TASK STATEMENT: Leaving out every image, restate all the records word for word.
*** DATA RECORDS Section Begins ***
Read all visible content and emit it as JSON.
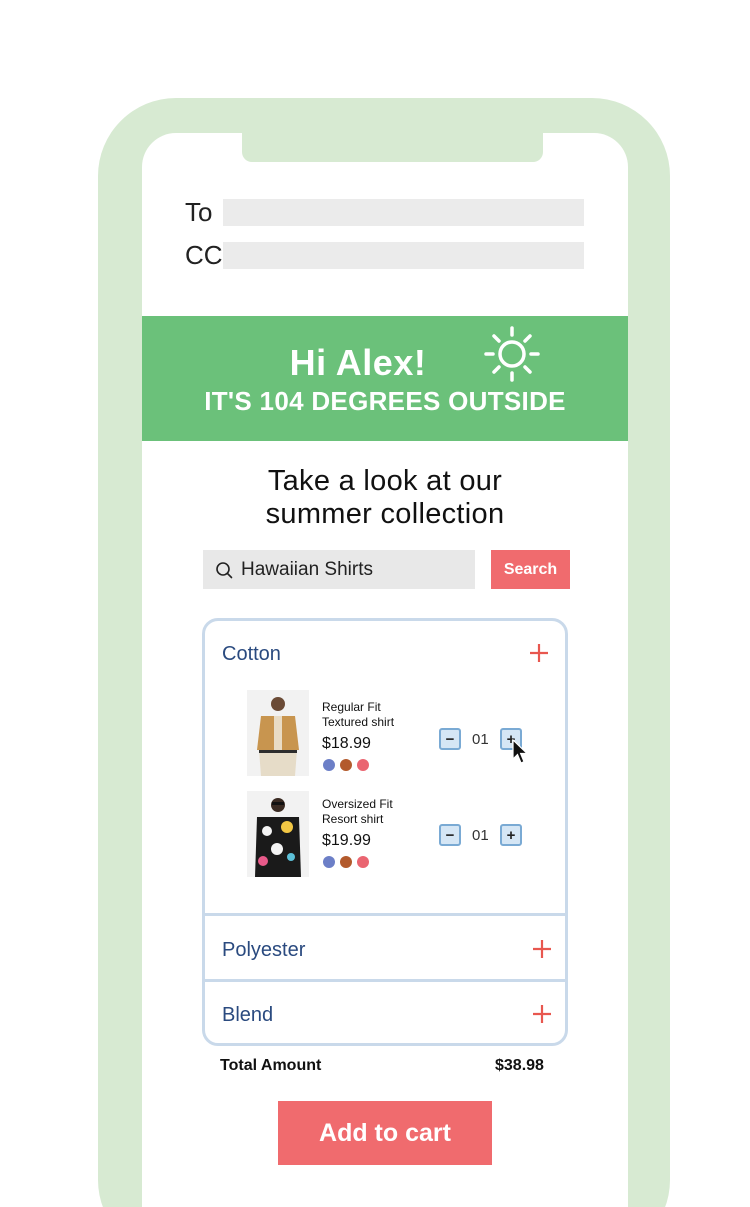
{
  "email": {
    "to_label": "To",
    "cc_label": "CC"
  },
  "banner": {
    "greeting": "Hi Alex!",
    "temperature": "IT'S 104 DEGREES OUTSIDE",
    "icon": "sun-icon",
    "color": "#6bc17a"
  },
  "heading": {
    "line1": "Take a look at our",
    "line2": "summer collection"
  },
  "search": {
    "value": "Hawaiian Shirts",
    "button_label": "Search",
    "icon": "search-icon"
  },
  "categories": [
    {
      "label": "Cotton",
      "expanded": true,
      "products": [
        {
          "name_line1": "Regular Fit",
          "name_line2": "Textured shirt",
          "price": "$18.99",
          "quantity": "01",
          "colors": [
            "#6c7fc7",
            "#b35a2c",
            "#ea6571"
          ]
        },
        {
          "name_line1": "Oversized Fit",
          "name_line2": "Resort shirt",
          "price": "$19.99",
          "quantity": "01",
          "colors": [
            "#6c7fc7",
            "#b35a2c",
            "#ea6571"
          ]
        }
      ]
    },
    {
      "label": "Polyester",
      "expanded": false
    },
    {
      "label": "Blend",
      "expanded": false
    }
  ],
  "total": {
    "label": "Total Amount",
    "value": "$38.98"
  },
  "cart_button_label": "Add to cart",
  "colors": {
    "accent": "#f06b6e",
    "frame": "#d7ead2",
    "accordion_border": "#c9d9ea"
  }
}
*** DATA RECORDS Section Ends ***
RESPONSE FOR THIS EXERCISE:
Read all visible content and emit it as JSON.
{
  "email": {
    "to_label": "To",
    "cc_label": "CC"
  },
  "banner": {
    "greeting": "Hi Alex!",
    "temperature": "IT'S 104 DEGREES OUTSIDE",
    "icon": "sun-icon",
    "color": "#6bc17a"
  },
  "heading": {
    "line1": "Take a look at our",
    "line2": "summer collection"
  },
  "search": {
    "value": "Hawaiian Shirts",
    "button_label": "Search",
    "icon": "search-icon"
  },
  "categories": [
    {
      "label": "Cotton",
      "expanded": true,
      "products": [
        {
          "name_line1": "Regular Fit",
          "name_line2": "Textured shirt",
          "price": "$18.99",
          "quantity": "01",
          "colors": [
            "#6c7fc7",
            "#b35a2c",
            "#ea6571"
          ]
        },
        {
          "name_line1": "Oversized Fit",
          "name_line2": "Resort shirt",
          "price": "$19.99",
          "quantity": "01",
          "colors": [
            "#6c7fc7",
            "#b35a2c",
            "#ea6571"
          ]
        }
      ]
    },
    {
      "label": "Polyester",
      "expanded": false
    },
    {
      "label": "Blend",
      "expanded": false
    }
  ],
  "total": {
    "label": "Total Amount",
    "value": "$38.98"
  },
  "cart_button_label": "Add to cart",
  "colors": {
    "accent": "#f06b6e",
    "frame": "#d7ead2",
    "accordion_border": "#c9d9ea"
  }
}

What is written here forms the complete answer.